**MATERIAL PROVIDED**:

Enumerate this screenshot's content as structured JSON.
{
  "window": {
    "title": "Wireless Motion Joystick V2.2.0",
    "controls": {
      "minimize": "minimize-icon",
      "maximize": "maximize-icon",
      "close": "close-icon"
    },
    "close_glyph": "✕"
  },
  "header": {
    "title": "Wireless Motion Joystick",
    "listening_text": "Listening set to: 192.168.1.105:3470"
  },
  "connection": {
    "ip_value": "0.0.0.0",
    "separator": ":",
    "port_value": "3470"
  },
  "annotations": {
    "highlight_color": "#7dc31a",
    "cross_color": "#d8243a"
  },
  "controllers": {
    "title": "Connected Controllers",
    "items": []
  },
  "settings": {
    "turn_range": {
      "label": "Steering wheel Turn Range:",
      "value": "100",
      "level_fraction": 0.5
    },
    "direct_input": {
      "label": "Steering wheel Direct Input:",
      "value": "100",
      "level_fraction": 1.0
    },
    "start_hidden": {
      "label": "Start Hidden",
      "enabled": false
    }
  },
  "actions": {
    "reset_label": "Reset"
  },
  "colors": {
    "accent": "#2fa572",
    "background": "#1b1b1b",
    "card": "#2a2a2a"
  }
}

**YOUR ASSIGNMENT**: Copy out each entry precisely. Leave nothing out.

**EXERCISE ANSWER**:
Enumerate this screenshot's content as structured JSON.
{
  "window": {
    "title": "Wireless Motion Joystick V2.2.0",
    "controls": {
      "minimize": "minimize-icon",
      "maximize": "maximize-icon",
      "close": "close-icon"
    },
    "close_glyph": "✕"
  },
  "header": {
    "title": "Wireless Motion Joystick",
    "listening_text": "Listening set to: 192.168.1.105:3470"
  },
  "connection": {
    "ip_value": "0.0.0.0",
    "separator": ":",
    "port_value": "3470"
  },
  "annotations": {
    "highlight_color": "#7dc31a",
    "cross_color": "#d8243a"
  },
  "controllers": {
    "title": "Connected Controllers",
    "items": []
  },
  "settings": {
    "turn_range": {
      "label": "Steering wheel Turn Range:",
      "value": "100",
      "level_fraction": 0.5
    },
    "direct_input": {
      "label": "Steering wheel Direct Input:",
      "value": "100",
      "level_fraction": 1.0
    },
    "start_hidden": {
      "label": "Start Hidden",
      "enabled": false
    }
  },
  "actions": {
    "reset_label": "Reset"
  },
  "colors": {
    "accent": "#2fa572",
    "background": "#1b1b1b",
    "card": "#2a2a2a"
  }
}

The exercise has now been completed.